Change your lifestyle
A busy working mom shows how to stretch her peso
By Heinz Bulos
Saving can sound so boring, but Tracy Aquino, 37, has made it both creative and enjoyable. For her, the most important principle in saving is a change of lifestyle. The mother of a five-year old son makes time for fun without having to spending a lot, or at all.
Tracy, who works as a training manager for a U.S.-based company and a film teacher in a prestigious university on the side, loves watching movies. But before trooping to the mall, she and her family have a meal at home first and bring their own popcorn. She enjoys shopping for clothes every now and then but she never buys those that need to be dry cleaned.
Her husband has also traded his old habits of billiards and going out with the boys for a less costly pursuit such as watching his fish in the aquarium. “Sure he buys all kinds of fish, but he argues it keeps him home and is still cheaper than billiards with the boys,” Aquino jests.
She also makes it a point that her family lives a healthy lifestyle. She always buys fresh food mostly for their health value, but practically for the cheaper cost. Processed food such as your favorite can of luncheon meat is not only expensive but is bad for your health. She does the grocery once a week and always sticks to her list. She also tries to stay away from convenience stores unless it’s a matter of life and death.

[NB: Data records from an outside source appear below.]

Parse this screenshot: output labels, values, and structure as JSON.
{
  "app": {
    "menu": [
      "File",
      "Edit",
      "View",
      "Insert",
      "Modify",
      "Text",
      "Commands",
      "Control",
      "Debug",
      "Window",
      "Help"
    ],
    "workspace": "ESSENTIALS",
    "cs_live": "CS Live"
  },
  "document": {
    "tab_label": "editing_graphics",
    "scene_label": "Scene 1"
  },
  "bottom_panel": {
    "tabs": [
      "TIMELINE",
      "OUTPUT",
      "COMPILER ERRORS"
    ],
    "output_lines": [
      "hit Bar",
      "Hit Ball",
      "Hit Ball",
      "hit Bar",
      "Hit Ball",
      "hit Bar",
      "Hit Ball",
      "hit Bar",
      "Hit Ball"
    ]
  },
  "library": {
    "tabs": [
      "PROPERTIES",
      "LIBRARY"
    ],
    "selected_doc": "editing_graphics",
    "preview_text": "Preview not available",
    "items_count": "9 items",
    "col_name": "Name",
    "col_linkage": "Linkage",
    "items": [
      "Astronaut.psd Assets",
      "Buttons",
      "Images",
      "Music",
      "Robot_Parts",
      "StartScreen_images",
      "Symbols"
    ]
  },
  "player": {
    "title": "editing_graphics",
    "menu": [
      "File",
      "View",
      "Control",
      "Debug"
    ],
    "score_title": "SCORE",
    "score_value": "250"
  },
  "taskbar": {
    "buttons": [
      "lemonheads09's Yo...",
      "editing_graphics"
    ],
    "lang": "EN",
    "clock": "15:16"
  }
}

On weekdays, she always brings a packed lunch and is seldom tempted to lunch out with officemates even on a Friday when everyone seems to be a little more forgiving about spending. No amount of peer pressure will budge her from enjoying her lunch lovingly cooked by the yaya. Tracy says, “One of the reasons I hate eating out are the taxes that make an already expensive meal even more costly by a few hundred pesos.”
She’s also a big believer in recycling. In her household, they collect old newspapers and used bottles as well as electronic junk such as old cellphone chargers that she exchanges for cash. To motivate her house help to segregate the trash according to recycling standards and to keep the newspapers and bottles, whatever cash they get from trading these goes to them.
Tracy also proudly declares that she buys her Christmas gifts on sale. In past years, she even made her own gifts. One time, she made 100 small killer whales made from paper-maché, attached with a picture of her family in scuba gear with the message “Save the Ocean”. Another time, she gave away paper weights made of pebbles she bought at two pesos each. She also makes her own Christmas wrapper using the very handy and cheap manila paper and decorate it with stamps made from vegetables out of which she carves her designs.
Saving is no strain on her at all because she has learned what others are still trying to achieve – to live simply and be content with what they have.